Claim University is a giant warehouse operated by the insurance company Travelers, where insurance adjusters go to train. Inside are dinged-up cars, damaged store fronts, and big model houses.
And while you might not think of insurance adjusters as risk takers, Patrick Gee, who works on auto and property claims for Travelers, said they can be.
“Whenever you climb ladders or you get up on a roof, despite well-trained claim professionals with safety standards, there’s always a risk of an accident occurring,” Gee said.
Which gets us to a buzzing noise that accompanied us while we talked. It was a tiny drone — that hovered over our heads, zipped over the model house’s shingled roof, and snapped photos of damage.
New rules making it easier for companies to fly small unmanned aircraft — or drones — could mean big benefits for agriculture, the real estate business or for movie makers looking to get that perfect aerial shot. But drones also have insurance adjusters interested in new possibilities.

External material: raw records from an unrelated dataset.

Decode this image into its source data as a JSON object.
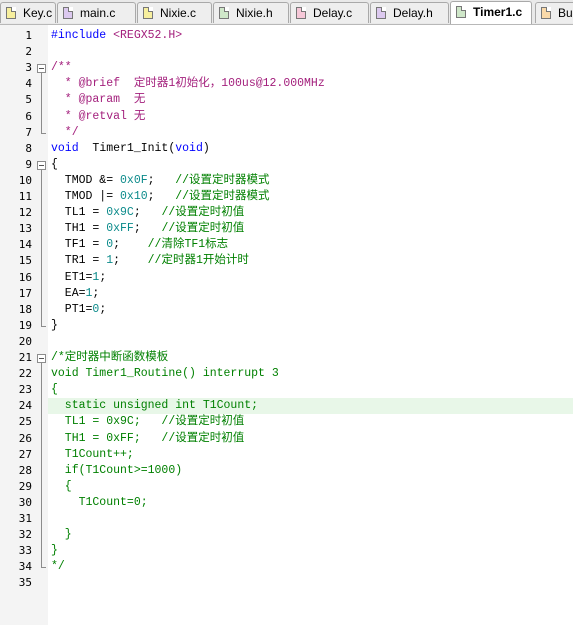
{
  "tabs": [
    {
      "label": "Key.c",
      "color": "yellow",
      "active": false
    },
    {
      "label": "main.c",
      "color": "purple",
      "active": false
    },
    {
      "label": "Nixie.c",
      "color": "yellow",
      "active": false
    },
    {
      "label": "Nixie.h",
      "color": "green",
      "active": false
    },
    {
      "label": "Delay.c",
      "color": "pink",
      "active": false
    },
    {
      "label": "Delay.h",
      "color": "purple",
      "active": false
    },
    {
      "label": "Timer1.c",
      "color": "green",
      "active": true
    },
    {
      "label": "Bu",
      "color": "orange",
      "active": false
    }
  ],
  "current_line": 24,
  "lines": [
    {
      "n": "1",
      "t": [
        [
          "kw",
          "#include "
        ],
        [
          "str",
          "<REGX52.H>"
        ]
      ]
    },
    {
      "n": "2",
      "t": []
    },
    {
      "n": "3",
      "t": [
        [
          "doc",
          "/**"
        ]
      ]
    },
    {
      "n": "4",
      "t": [
        [
          "doc",
          "  * @brief  定时器1初始化，100us@12.000MHz"
        ]
      ]
    },
    {
      "n": "5",
      "t": [
        [
          "doc",
          "  * @param  无"
        ]
      ]
    },
    {
      "n": "6",
      "t": [
        [
          "doc",
          "  * @retval 无"
        ]
      ]
    },
    {
      "n": "7",
      "t": [
        [
          "doc",
          "  */"
        ]
      ]
    },
    {
      "n": "8",
      "t": [
        [
          "ty",
          "void"
        ],
        [
          "",
          "  Timer1_Init("
        ],
        [
          "ty",
          "void"
        ],
        [
          "",
          ")"
        ]
      ]
    },
    {
      "n": "9",
      "t": [
        [
          "",
          "{"
        ]
      ]
    },
    {
      "n": "10",
      "t": [
        [
          "",
          "  TMOD &= "
        ],
        [
          "num",
          "0x0F"
        ],
        [
          "",
          ";   "
        ],
        [
          "cmt",
          "//设置定时器模式"
        ]
      ]
    },
    {
      "n": "11",
      "t": [
        [
          "",
          "  TMOD |= "
        ],
        [
          "num",
          "0x10"
        ],
        [
          "",
          ";   "
        ],
        [
          "cmt",
          "//设置定时器模式"
        ]
      ]
    },
    {
      "n": "12",
      "t": [
        [
          "",
          "  TL1 = "
        ],
        [
          "num",
          "0x9C"
        ],
        [
          "",
          ";   "
        ],
        [
          "cmt",
          "//设置定时初值"
        ]
      ]
    },
    {
      "n": "13",
      "t": [
        [
          "",
          "  TH1 = "
        ],
        [
          "num",
          "0xFF"
        ],
        [
          "",
          ";   "
        ],
        [
          "cmt",
          "//设置定时初值"
        ]
      ]
    },
    {
      "n": "14",
      "t": [
        [
          "",
          "  TF1 = "
        ],
        [
          "num",
          "0"
        ],
        [
          "",
          ";    "
        ],
        [
          "cmt",
          "//清除TF1标志"
        ]
      ]
    },
    {
      "n": "15",
      "t": [
        [
          "",
          "  TR1 = "
        ],
        [
          "num",
          "1"
        ],
        [
          "",
          ";    "
        ],
        [
          "cmt",
          "//定时器1开始计时"
        ]
      ]
    },
    {
      "n": "16",
      "t": [
        [
          "",
          "  ET1="
        ],
        [
          "num",
          "1"
        ],
        [
          "",
          ";"
        ]
      ]
    },
    {
      "n": "17",
      "t": [
        [
          "",
          "  EA="
        ],
        [
          "num",
          "1"
        ],
        [
          "",
          ";"
        ]
      ]
    },
    {
      "n": "18",
      "t": [
        [
          "",
          "  PT1="
        ],
        [
          "num",
          "0"
        ],
        [
          "",
          ";"
        ]
      ]
    },
    {
      "n": "19",
      "t": [
        [
          "",
          "}"
        ]
      ]
    },
    {
      "n": "20",
      "t": []
    },
    {
      "n": "21",
      "t": [
        [
          "cmt",
          "/*定时器中断函数模板"
        ]
      ]
    },
    {
      "n": "22",
      "t": [
        [
          "cmt",
          "void Timer1_Routine() interrupt 3"
        ]
      ]
    },
    {
      "n": "23",
      "t": [
        [
          "cmt",
          "{"
        ]
      ]
    },
    {
      "n": "24",
      "t": [
        [
          "cmt",
          "  static unsigned int T1Count;"
        ]
      ]
    },
    {
      "n": "25",
      "t": [
        [
          "cmt",
          "  TL1 = 0x9C;   //设置定时初值"
        ]
      ]
    },
    {
      "n": "26",
      "t": [
        [
          "cmt",
          "  TH1 = 0xFF;   //设置定时初值"
        ]
      ]
    },
    {
      "n": "27",
      "t": [
        [
          "cmt",
          "  T1Count++;"
        ]
      ]
    },
    {
      "n": "28",
      "t": [
        [
          "cmt",
          "  if(T1Count>=1000)"
        ]
      ]
    },
    {
      "n": "29",
      "t": [
        [
          "cmt",
          "  {"
        ]
      ]
    },
    {
      "n": "30",
      "t": [
        [
          "cmt",
          "    T1Count=0;"
        ]
      ]
    },
    {
      "n": "31",
      "t": []
    },
    {
      "n": "32",
      "t": [
        [
          "cmt",
          "  }"
        ]
      ]
    },
    {
      "n": "33",
      "t": [
        [
          "cmt",
          "}"
        ]
      ]
    },
    {
      "n": "34",
      "t": [
        [
          "cmt",
          "*/"
        ]
      ]
    },
    {
      "n": "35",
      "t": []
    }
  ],
  "folds": [
    3,
    9,
    21
  ]
}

“Often if we need to evaluate a roof that’s really complicated and very, very steep,” Gee said, “we might need to bring in an outside expert that’s specially trained with all the harnesses and rigging to evaluate damage on steep roofs.”
But now that Federal Aviation Administration regulations have been loosened, Gee said a certified adjuster could stay off that roof entirely — flying a drone to get all the pictures they need on their first visit.
“It will be something that — most field people will have a drone in their trunk or their back pocket,” said Jay Jablonski with Hartford Steam Boiler, an insurance company that among other things, not surprisingly, covers steam boilers — sometimes several stories tall.
“We’re looking at can we actually use drones inside the boiler to get some of the information, so we don’t necessarily have to set up the scaffolding inside of a boiler,” Jablonski said.
Tom Karol, general counsel at the National Association of Mutual Insurance Companies, said the use of drones could extend beyond individual claims. Think large-scale disasters.
“If you have a limited amount of appraisers and a limited amount of people that can actually go there, and the place is fairly inaccessible, that drone can maybe do the work of 10 people in the time of one,” Karol said.
Back at the training site at Travelers, Patrick Gee said as fall weather brings rain, hail or possibly a hurricane, hundreds of adjusters will ramp up their training to become certified in the hope of using more drones — and fewer ladders — while out taking claims.